“It’s impossible at this stage to even begin to quantify the economic impact hosting the event has had on the city, or to put a figure on it. The true impact will involve not just the direct spend and income generated within the city over these last few weeks leading up to and during the event, but also the longer-term benefits that will come from the massive boost to Manchester’s profile that CHANEL has given the city, that in turn translates into more visitors coming to see what Manchester has to offer, and more businesses choosing to invest here.
“It has been without doubt quite a moment for Manchester, not least coming as it does off the back of many other significant moments for the city this year, that together place Manchester in absolute pole position on the world’s stage for the years ahead.”
In the comments on Project Certi’s video, one person wrote: “Thank you for giving this woman a platform.”
Another wrote: “Whoever this woman is, she’s a legend.
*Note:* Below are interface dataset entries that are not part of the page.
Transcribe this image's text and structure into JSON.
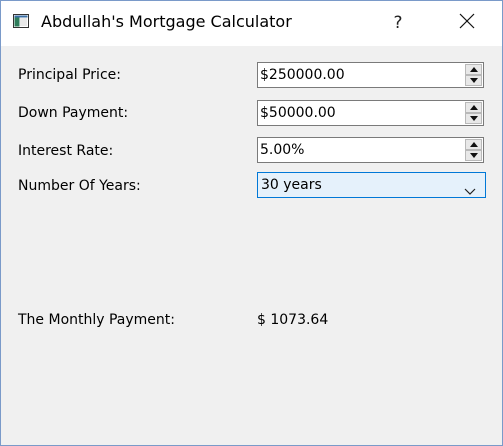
{
  "window": {
    "title": "Abdullah's Mortgage Calculator",
    "help_label": "?",
    "app_icon": "app-window-icon",
    "close_icon": "close-icon"
  },
  "form": {
    "principal": {
      "label": "Principal Price:",
      "value": "$250000.00"
    },
    "down_payment": {
      "label": "Down Payment:",
      "value": "$50000.00"
    },
    "interest_rate": {
      "label": "Interest Rate:",
      "value": "5.00%"
    },
    "years": {
      "label": "Number Of Years:",
      "value": "30 years"
    }
  },
  "result": {
    "label": "The Monthly Payment:",
    "value": "$ 1073.64"
  },
  "colors": {
    "background": "#f0f0f0",
    "titlebar": "#ffffff",
    "combo_focus_border": "#0078d7",
    "combo_focus_fill": "#e5f1fb"
  }
}
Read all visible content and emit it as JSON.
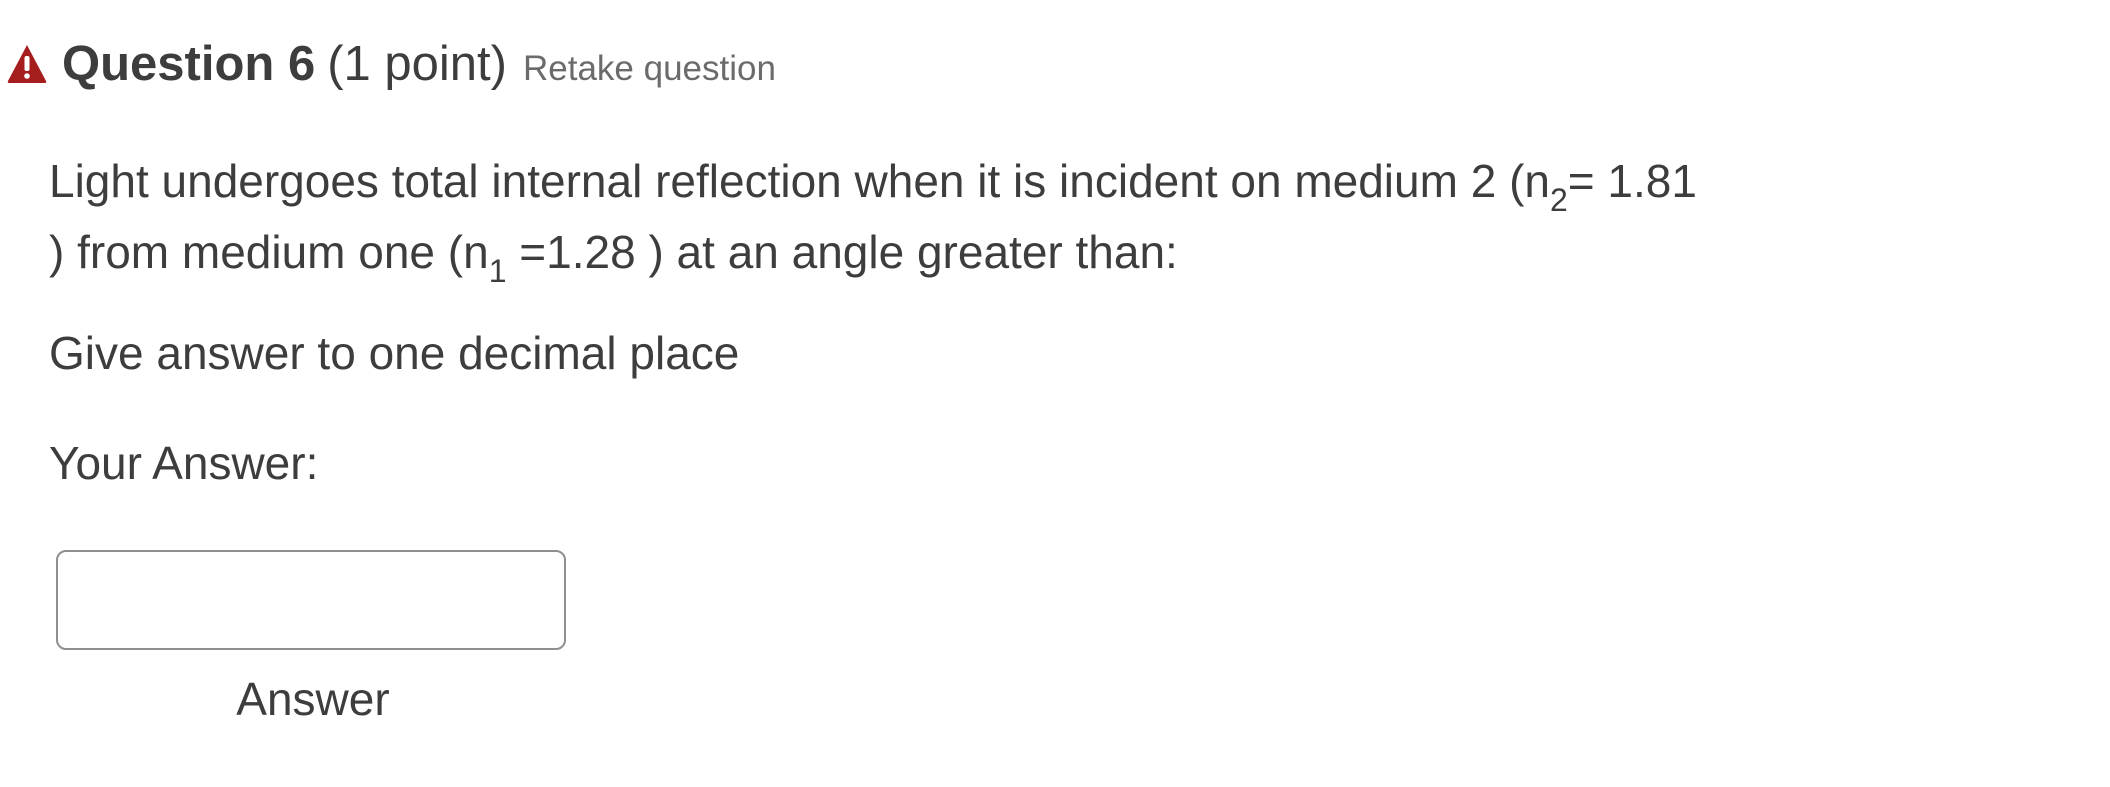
{
  "question": {
    "title": "Question 6",
    "points": "(1 point)",
    "retake_link": "Retake question",
    "status_icon": "warning-triangle-icon",
    "status_color": "#a61d1d",
    "text_line1_pre": "Light undergoes total internal reflection when it is incident on  medium 2  (n",
    "text_line1_sub": "2",
    "text_line1_post": "= 1.81",
    "text_line2_pre": ") from medium one (n",
    "text_line2_sub": "1",
    "text_line2_post": " =1.28 ) at an angle greater than:",
    "instruction": "Give answer to one decimal place"
  },
  "answer": {
    "prompt": "Your Answer:",
    "input_value": "",
    "caption": "Answer"
  }
}
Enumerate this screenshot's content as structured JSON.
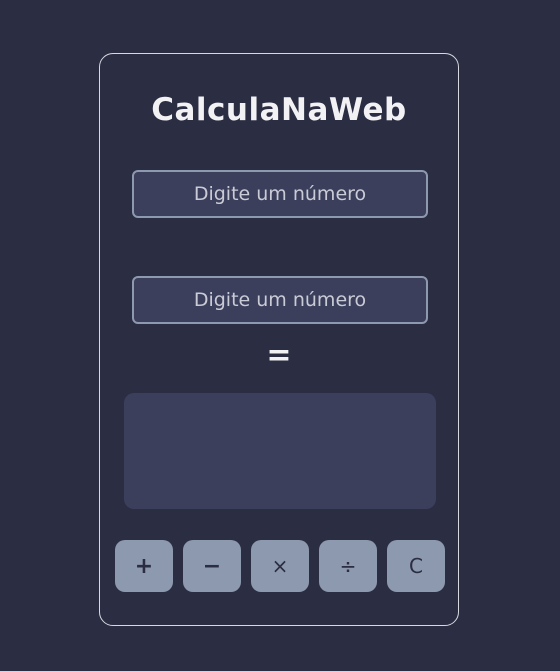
{
  "app": {
    "title": "CalculaNaWeb"
  },
  "inputs": {
    "first": {
      "placeholder": "Digite um número",
      "value": ""
    },
    "second": {
      "placeholder": "Digite um número",
      "value": ""
    }
  },
  "equals_sign": "=",
  "result": {
    "value": ""
  },
  "operations": {
    "add": "+",
    "subtract": "−",
    "multiply": "×",
    "divide": "÷",
    "clear": "C"
  },
  "colors": {
    "background": "#2b2d42",
    "panel": "#3c3f5c",
    "button": "#8d99ae",
    "text": "#f2f2f5"
  }
}
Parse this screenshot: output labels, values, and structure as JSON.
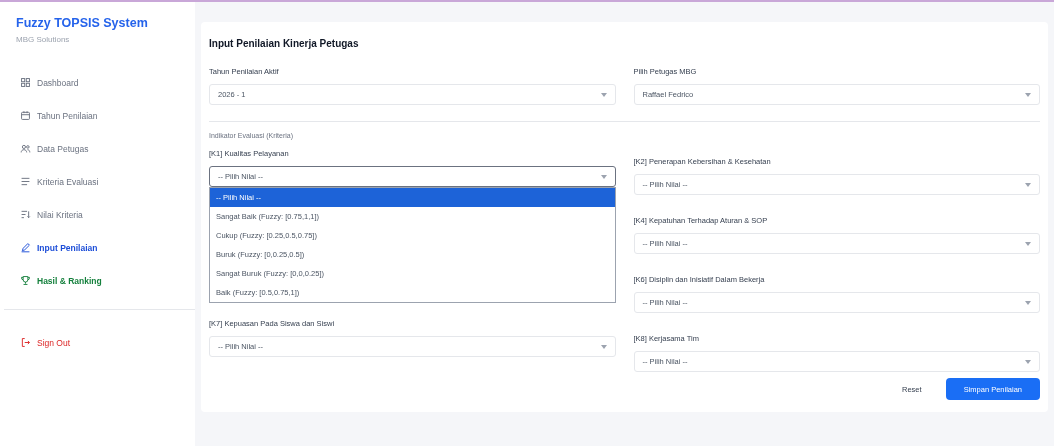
{
  "sidebar": {
    "title": "Fuzzy TOPSIS System",
    "subtitle": "MBG Solutions",
    "items": [
      {
        "label": "Dashboard",
        "selected": false
      },
      {
        "label": "Tahun Penilaian",
        "selected": false
      },
      {
        "label": "Data Petugas",
        "selected": false
      },
      {
        "label": "Kriteria Evaluasi",
        "selected": false
      },
      {
        "label": "Nilai Kriteria",
        "selected": false
      },
      {
        "label": "Input Penilaian",
        "selected": true
      },
      {
        "label": "Hasil & Ranking",
        "kind": "success",
        "selected": false
      }
    ],
    "sign_out": {
      "label": "Sign Out"
    }
  },
  "main": {
    "title": "Input Penilaian Kinerja Petugas",
    "fields": [
      {
        "label": "Tahun Penilaian Aktif",
        "value": "2026 - 1"
      },
      {
        "label": "Pilih Petugas MBG",
        "value": "Raffael Fedrico"
      }
    ],
    "section": "Indikator Evaluasi (Kriteria)",
    "left_criteria": [
      {
        "label": "[K1] Kualitas Pelayanan",
        "value": "-- Pilih Nilai --",
        "expanded": true
      },
      {
        "label": "[K7] Kepuasan Pada Siswa dan Siswi",
        "value": "-- Pilih Nilai --",
        "expanded": false
      }
    ],
    "dropdown_options": [
      {
        "label": "-- Pilih Nilai --",
        "selected": true
      },
      {
        "label": "Sangat Baik (Fuzzy: [0.75,1,1])",
        "selected": false
      },
      {
        "label": "Cukup (Fuzzy: [0.25,0.5,0.75])",
        "selected": false
      },
      {
        "label": "Buruk (Fuzzy: [0,0.25,0.5])",
        "selected": false
      },
      {
        "label": "Sangat Buruk (Fuzzy: [0,0,0.25])",
        "selected": false
      },
      {
        "label": "Baik (Fuzzy: [0.5,0.75,1])",
        "selected": false
      }
    ],
    "right_criteria": [
      {
        "label": "[K2] Penerapan Kebersihan & Kesehatan",
        "value": "-- Pilih Nilai --",
        "expanded": false
      },
      {
        "label": "[K4] Kepatuhan Terhadap Aturan & SOP",
        "value": "-- Pilih Nilai --",
        "expanded": false
      },
      {
        "label": "[K6] Disiplin dan Inisiatif Dalam Bekerja",
        "value": "-- Pilih Nilai --",
        "expanded": false
      },
      {
        "label": "[K8] Kerjasama Tim",
        "value": "-- Pilih Nilai --",
        "expanded": false
      }
    ],
    "buttons": [
      {
        "label": "Reset",
        "kind": "secondary"
      },
      {
        "label": "Simpan Penilaian",
        "kind": "primary"
      }
    ]
  }
}
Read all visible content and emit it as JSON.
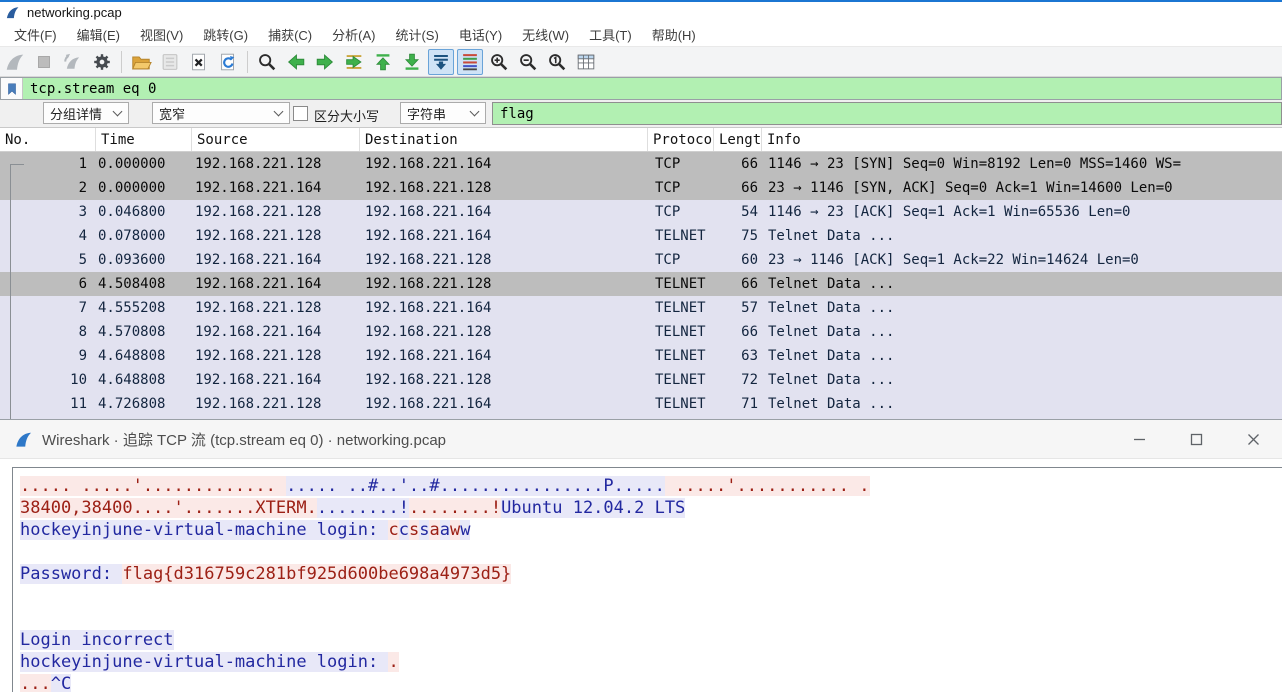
{
  "window": {
    "title": "networking.pcap",
    "menu": [
      "文件(F)",
      "编辑(E)",
      "视图(V)",
      "跳转(G)",
      "捕获(C)",
      "分析(A)",
      "统计(S)",
      "电话(Y)",
      "无线(W)",
      "工具(T)",
      "帮助(H)"
    ]
  },
  "toolbar": {
    "buttons": [
      {
        "name": "start-capture-icon",
        "state": "disabled"
      },
      {
        "name": "stop-capture-icon",
        "state": "disabled"
      },
      {
        "name": "restart-capture-icon",
        "state": "disabled"
      },
      {
        "name": "capture-options-icon",
        "state": "normal"
      },
      {
        "name": "separator"
      },
      {
        "name": "open-file-icon",
        "state": "normal"
      },
      {
        "name": "save-file-icon",
        "state": "disabled"
      },
      {
        "name": "close-file-icon",
        "state": "normal"
      },
      {
        "name": "reload-file-icon",
        "state": "normal"
      },
      {
        "name": "separator"
      },
      {
        "name": "find-packet-icon",
        "state": "normal"
      },
      {
        "name": "go-back-icon",
        "state": "normal"
      },
      {
        "name": "go-forward-icon",
        "state": "normal"
      },
      {
        "name": "go-to-packet-icon",
        "state": "normal"
      },
      {
        "name": "go-first-packet-icon",
        "state": "normal"
      },
      {
        "name": "go-last-packet-icon",
        "state": "normal"
      },
      {
        "name": "auto-scroll-icon",
        "state": "toggled"
      },
      {
        "name": "colorize-packets-icon",
        "state": "toggled"
      },
      {
        "name": "zoom-in-icon",
        "state": "normal"
      },
      {
        "name": "zoom-out-icon",
        "state": "normal"
      },
      {
        "name": "zoom-original-icon",
        "state": "normal"
      },
      {
        "name": "resize-columns-icon",
        "state": "normal"
      }
    ]
  },
  "filter_bar": {
    "value": "tcp.stream eq 0"
  },
  "find_bar": {
    "search_in_value": "分组详情",
    "char_width_value": "宽窄",
    "case_sensitive_label": "区分大小写",
    "case_sensitive_checked": false,
    "search_type_value": "字符串",
    "query_value": "flag"
  },
  "packet_list": {
    "columns": [
      "No.",
      "Time",
      "Source",
      "Destination",
      "Protocol",
      "Length",
      "Info"
    ],
    "rows": [
      {
        "no": "1",
        "time": "0.000000",
        "source": "192.168.221.128",
        "destination": "192.168.221.164",
        "protocol": "TCP",
        "length": "66",
        "info": "1146 → 23 [SYN] Seq=0 Win=8192 Len=0 MSS=1460 WS=",
        "selected": true
      },
      {
        "no": "2",
        "time": "0.000000",
        "source": "192.168.221.164",
        "destination": "192.168.221.128",
        "protocol": "TCP",
        "length": "66",
        "info": "23 → 1146 [SYN, ACK] Seq=0 Ack=1 Win=14600 Len=0",
        "selected": true
      },
      {
        "no": "3",
        "time": "0.046800",
        "source": "192.168.221.128",
        "destination": "192.168.221.164",
        "protocol": "TCP",
        "length": "54",
        "info": "1146 → 23 [ACK] Seq=1 Ack=1 Win=65536 Len=0",
        "selected": false
      },
      {
        "no": "4",
        "time": "0.078000",
        "source": "192.168.221.128",
        "destination": "192.168.221.164",
        "protocol": "TELNET",
        "length": "75",
        "info": "Telnet Data ...",
        "selected": false
      },
      {
        "no": "5",
        "time": "0.093600",
        "source": "192.168.221.164",
        "destination": "192.168.221.128",
        "protocol": "TCP",
        "length": "60",
        "info": "23 → 1146 [ACK] Seq=1 Ack=22 Win=14624 Len=0",
        "selected": false
      },
      {
        "no": "6",
        "time": "4.508408",
        "source": "192.168.221.164",
        "destination": "192.168.221.128",
        "protocol": "TELNET",
        "length": "66",
        "info": "Telnet Data ...",
        "selected": true
      },
      {
        "no": "7",
        "time": "4.555208",
        "source": "192.168.221.128",
        "destination": "192.168.221.164",
        "protocol": "TELNET",
        "length": "57",
        "info": "Telnet Data ...",
        "selected": false
      },
      {
        "no": "8",
        "time": "4.570808",
        "source": "192.168.221.164",
        "destination": "192.168.221.128",
        "protocol": "TELNET",
        "length": "66",
        "info": "Telnet Data ...",
        "selected": false
      },
      {
        "no": "9",
        "time": "4.648808",
        "source": "192.168.221.128",
        "destination": "192.168.221.164",
        "protocol": "TELNET",
        "length": "63",
        "info": "Telnet Data ...",
        "selected": false
      },
      {
        "no": "10",
        "time": "4.648808",
        "source": "192.168.221.164",
        "destination": "192.168.221.128",
        "protocol": "TELNET",
        "length": "72",
        "info": "Telnet Data ...",
        "selected": false
      },
      {
        "no": "11",
        "time": "4.726808",
        "source": "192.168.221.128",
        "destination": "192.168.221.164",
        "protocol": "TELNET",
        "length": "71",
        "info": "Telnet Data ...",
        "selected": false
      }
    ]
  },
  "dialog": {
    "title": "Wireshark · 追踪 TCP 流 (tcp.stream eq 0) · networking.pcap",
    "window_controls": [
      "minimize",
      "maximize",
      "close"
    ],
    "stream_lines": [
      [
        {
          "peer": "client",
          "text": "..... .....'............. "
        },
        {
          "peer": "server",
          "text": "..... ..#..'..#................P....."
        },
        {
          "peer": "client",
          "text": " .....'........... ."
        }
      ],
      [
        {
          "peer": "client",
          "text": "38400,38400....'.......XTERM."
        },
        {
          "peer": "server",
          "text": "........!"
        },
        {
          "peer": "client",
          "text": "........!"
        },
        {
          "peer": "server",
          "text": "Ubuntu 12.04.2 LTS"
        }
      ],
      [
        {
          "peer": "server",
          "text": "hockeyinjune-virtual-machine login: "
        },
        {
          "peer": "client",
          "text": "c"
        },
        {
          "peer": "server",
          "text": "c"
        },
        {
          "peer": "client",
          "text": "s"
        },
        {
          "peer": "server",
          "text": "s"
        },
        {
          "peer": "client",
          "text": "a"
        },
        {
          "peer": "server",
          "text": "a"
        },
        {
          "peer": "client",
          "text": "w"
        },
        {
          "peer": "server",
          "text": "w"
        }
      ],
      [],
      [
        {
          "peer": "server",
          "text": "Password: "
        },
        {
          "peer": "client",
          "text": "flag{d316759c281bf925d600be698a4973d5}"
        }
      ],
      [],
      [],
      [
        {
          "peer": "server",
          "text": "Login incorrect"
        }
      ],
      [
        {
          "peer": "server",
          "text": "hockeyinjune-virtual-machine login: "
        },
        {
          "peer": "client",
          "text": "."
        }
      ],
      [
        {
          "peer": "client",
          "text": "..."
        },
        {
          "peer": "server",
          "text": "^C"
        }
      ]
    ]
  },
  "colors": {
    "accent_top": "#1b76d2",
    "filter_valid_bg": "#b2f0b2",
    "row_default_bg": "#e2e2f0",
    "row_selected_bg": "#bdbdbd",
    "client_text": "#9c2015",
    "client_bg": "#fbe9e7",
    "server_text": "#2228a0",
    "server_bg": "#e8e8f8",
    "toggled_btn_bg": "#cfe3f6",
    "toggled_btn_border": "#69a3d8"
  }
}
As are you for capturing it.”
Someone else posted: “I have so much respect for this woman, I’d love to meet her and let her know she’s not alone in her feelings towards this.”
One comment said: “She is such a queen, bang on with everything she’s saying.”
Unexpected Manchester city centre street named ‘one of the most polluted’ in the UK
A new fieldwork study has revealed the worst air polluted city centre streets in the UK, and a popular Manchester thoroughfare has been named one of the worst.
Except, it’s really not the street you’d expect it to be.
For some bizarre reason, despite the fact it’s a pedestrianised commercial shopping street in the heart of Manchester city centre, Market Street has been named one of the most polluted streets in the country.
Recordings were taken at high streets in the 25 largest towns and cities in the country over a two-week period, and the results found that 76% are exceeding the World Health Organisation’s (WHO) recommended annual level of air pollution, The Hoot reports.
The study enlisted a planning consultancy to collect samples using an air quality monitoring device at 11am on either a Tuesday, Wednesday, or Thursday to ensure as much comparability as possible between the locations.
The study comes after a poll of 2,000 adults found that 36% have concerns over the health of the community due to air pollution, or the health of their family (26%) or themselves (25%).
Speaking on the shocking findings from the new study, Sam Clarke, who is the chief vehicle officer at the sustainable energy business, said: “With millions set to hit the high street this festive period, we wanted to look at the state of the nation’s air quality in the locations people will be doing most of their Christmas shopping.
“It’s shocking to see that so many were above the World Health Organisation’s annual recommendations for air pollution, and that one in 10 shoppers are even planning on foregoing the highstreets altogether due to air quality.”
20 streets in the UK were over the recommended World Health Organisation recommended levels of 5 µg/m3).
The Most-Polluted Streets in the UK
Stoke-On-Trent (Parliament Street) – 11.7
Newcastle (Northumberland Street) – 11.5
Leicester (Gallowtree Gate) – 11.2
Coventry (West Orchards Way) – 11.1
Hull (Jameston Street) – 10.7
Bradford (Broadway) – 10.6
Southampton (Above Bar Street) – 8.8
Nottingham (High Street) – 7.7
Luton (George Street) – 7.6
Manchester (Market Street) – 7.6
Northampton (Abington Street) – 7.3
Birmingham New Street – 7.3
Liverpool (Church Street) – 7.1
Derby (St Peter’s Street) – 6.9
London (Oxford Street) – 6.8
Sheffield (Fargate) – 6.3
Brighton (Western Road) – 5.6
Leeds (Briggate) – 5.3
Portsmouth (Commercial Road) – 5.1
“If we’re to reach the World Health Organisation’s annual target of 5 µg/m3 of PM2.5 in our air, collectively we need to change our behaviours,” Sam Clarke added.
“With vehicle emissions being a key contributor, anything we can do to travel more greenly, from walking more to cycling, and including electric vehicles, is a very valuable set forward to improve the air we breathe daily.”